A Reading FC supporter asked me recently about what he thought was a peculiar action by the referee at one of Reading’s games.

This concerned the use of the magic spray, which referees at that level use, when attacking teams have a free kick near to their opponent’s goal.

This spray developed in South America has spread throughout the football world, but there is no mention of it in the Laws of the Game.

In fact, the Laws say that only those lines indicated in Law 1, can be marked on the field of play. These lines however are tolerated because after a few minutes they disappear.

Referees use the spray in two places.

First, spraying a small semi-circle around the area of the offence and therefore where the kick must be taken.

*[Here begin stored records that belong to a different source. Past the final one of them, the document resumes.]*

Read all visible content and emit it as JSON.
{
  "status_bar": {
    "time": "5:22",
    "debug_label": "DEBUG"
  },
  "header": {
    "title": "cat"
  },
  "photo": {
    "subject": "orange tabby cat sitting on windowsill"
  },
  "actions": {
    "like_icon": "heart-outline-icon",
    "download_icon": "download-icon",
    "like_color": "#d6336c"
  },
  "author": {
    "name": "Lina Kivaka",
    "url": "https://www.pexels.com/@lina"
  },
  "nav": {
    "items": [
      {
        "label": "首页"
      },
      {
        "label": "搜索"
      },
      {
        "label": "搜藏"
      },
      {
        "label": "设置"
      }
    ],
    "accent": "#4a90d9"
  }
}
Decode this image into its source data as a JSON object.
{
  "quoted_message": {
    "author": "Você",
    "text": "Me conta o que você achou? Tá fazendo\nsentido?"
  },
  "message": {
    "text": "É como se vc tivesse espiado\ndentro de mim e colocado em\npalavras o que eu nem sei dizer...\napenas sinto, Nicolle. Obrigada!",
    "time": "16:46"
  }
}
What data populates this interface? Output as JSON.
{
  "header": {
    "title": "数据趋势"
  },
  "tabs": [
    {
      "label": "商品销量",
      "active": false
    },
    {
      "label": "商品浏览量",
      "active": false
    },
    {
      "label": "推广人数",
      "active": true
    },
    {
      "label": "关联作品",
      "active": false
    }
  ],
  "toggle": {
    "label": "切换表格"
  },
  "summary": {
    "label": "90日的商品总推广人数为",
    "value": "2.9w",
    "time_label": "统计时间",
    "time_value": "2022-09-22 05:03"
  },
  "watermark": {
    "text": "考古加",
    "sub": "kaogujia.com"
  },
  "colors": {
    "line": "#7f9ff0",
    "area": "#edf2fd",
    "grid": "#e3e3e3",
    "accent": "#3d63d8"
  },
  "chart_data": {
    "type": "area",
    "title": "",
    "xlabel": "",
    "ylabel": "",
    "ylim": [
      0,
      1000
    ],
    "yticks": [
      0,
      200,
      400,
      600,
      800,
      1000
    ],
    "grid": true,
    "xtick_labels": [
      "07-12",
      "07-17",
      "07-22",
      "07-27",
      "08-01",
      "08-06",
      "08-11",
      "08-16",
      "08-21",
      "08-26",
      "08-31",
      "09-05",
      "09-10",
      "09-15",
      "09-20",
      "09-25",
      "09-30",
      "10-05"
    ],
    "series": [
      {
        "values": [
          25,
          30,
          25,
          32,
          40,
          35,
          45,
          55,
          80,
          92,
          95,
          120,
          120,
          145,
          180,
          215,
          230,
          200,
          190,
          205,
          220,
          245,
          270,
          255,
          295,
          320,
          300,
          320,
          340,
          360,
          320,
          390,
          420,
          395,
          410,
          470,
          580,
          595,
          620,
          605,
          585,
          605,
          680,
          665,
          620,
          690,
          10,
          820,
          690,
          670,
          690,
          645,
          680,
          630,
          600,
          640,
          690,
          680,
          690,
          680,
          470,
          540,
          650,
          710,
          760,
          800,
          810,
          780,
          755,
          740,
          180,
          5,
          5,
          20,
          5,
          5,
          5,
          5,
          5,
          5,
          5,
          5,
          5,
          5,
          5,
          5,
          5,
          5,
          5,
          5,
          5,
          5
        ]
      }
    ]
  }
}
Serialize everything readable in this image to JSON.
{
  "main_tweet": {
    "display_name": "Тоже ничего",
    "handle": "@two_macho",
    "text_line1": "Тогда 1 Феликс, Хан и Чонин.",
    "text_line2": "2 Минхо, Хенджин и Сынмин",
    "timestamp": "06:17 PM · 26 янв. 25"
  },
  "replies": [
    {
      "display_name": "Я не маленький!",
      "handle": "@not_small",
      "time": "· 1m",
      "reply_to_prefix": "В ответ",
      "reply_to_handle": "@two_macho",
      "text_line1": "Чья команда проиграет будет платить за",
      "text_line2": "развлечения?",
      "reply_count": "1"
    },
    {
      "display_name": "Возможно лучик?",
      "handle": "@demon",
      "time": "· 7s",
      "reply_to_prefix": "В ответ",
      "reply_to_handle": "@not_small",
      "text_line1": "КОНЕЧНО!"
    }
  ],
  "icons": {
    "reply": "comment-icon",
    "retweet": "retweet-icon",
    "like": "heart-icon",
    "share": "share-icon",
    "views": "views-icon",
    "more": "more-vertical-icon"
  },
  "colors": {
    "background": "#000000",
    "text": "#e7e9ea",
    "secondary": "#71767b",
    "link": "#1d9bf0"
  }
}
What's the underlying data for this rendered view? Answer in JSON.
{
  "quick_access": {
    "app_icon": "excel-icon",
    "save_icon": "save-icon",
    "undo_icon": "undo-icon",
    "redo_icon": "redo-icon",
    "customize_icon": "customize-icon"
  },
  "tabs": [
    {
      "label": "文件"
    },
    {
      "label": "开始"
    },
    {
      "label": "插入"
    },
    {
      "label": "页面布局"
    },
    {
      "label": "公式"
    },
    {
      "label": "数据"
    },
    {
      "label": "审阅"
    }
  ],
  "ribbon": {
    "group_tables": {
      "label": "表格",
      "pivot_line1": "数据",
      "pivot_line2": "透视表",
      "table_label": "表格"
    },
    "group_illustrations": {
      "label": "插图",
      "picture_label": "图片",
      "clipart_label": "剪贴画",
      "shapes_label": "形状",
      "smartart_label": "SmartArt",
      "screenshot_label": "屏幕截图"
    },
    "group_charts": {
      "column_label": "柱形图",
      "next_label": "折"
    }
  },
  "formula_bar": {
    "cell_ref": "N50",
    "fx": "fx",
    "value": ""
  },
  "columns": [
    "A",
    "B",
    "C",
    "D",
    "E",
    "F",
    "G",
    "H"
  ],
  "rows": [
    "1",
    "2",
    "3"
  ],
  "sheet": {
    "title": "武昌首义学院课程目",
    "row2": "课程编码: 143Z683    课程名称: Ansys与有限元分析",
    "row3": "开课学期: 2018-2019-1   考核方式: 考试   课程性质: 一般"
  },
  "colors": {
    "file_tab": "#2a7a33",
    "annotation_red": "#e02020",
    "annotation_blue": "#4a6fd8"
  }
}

 Before the spray, assistant referees in the higher regions of the game had to watch this area carefully, so they could inform the referee by their radio system, if the ball was moved forward while his back was turned. A common players’ trick, which now can’t happen.

The referee paces out 10 yards, the minimum distance that opposing players can stand and draws a line with the spray.

This is what this particular referee didn’t do, having paced out the 10 yards, he left the spray in the tin. ‘Why did he do that?’ my questioner wanted to know. I’ve no idea.

Despite its lack of legal status, the spray is extremely powerful. Referees are told that if any defender steps over the line before the kick is taken, they should be shown a yellow card. Whereas players would often shuffle or step forward, they now stay behind the line.

I saw an innovative use of the spray recently. The referee was going over to speak to his assistant referee followed, as usual, by players

 He stopped and drew a semi-circle with his spray and told them to stay behind it – and they did. Why the referee at the Madejski Stadium chose to ignore the spray’s benefit, we shall never know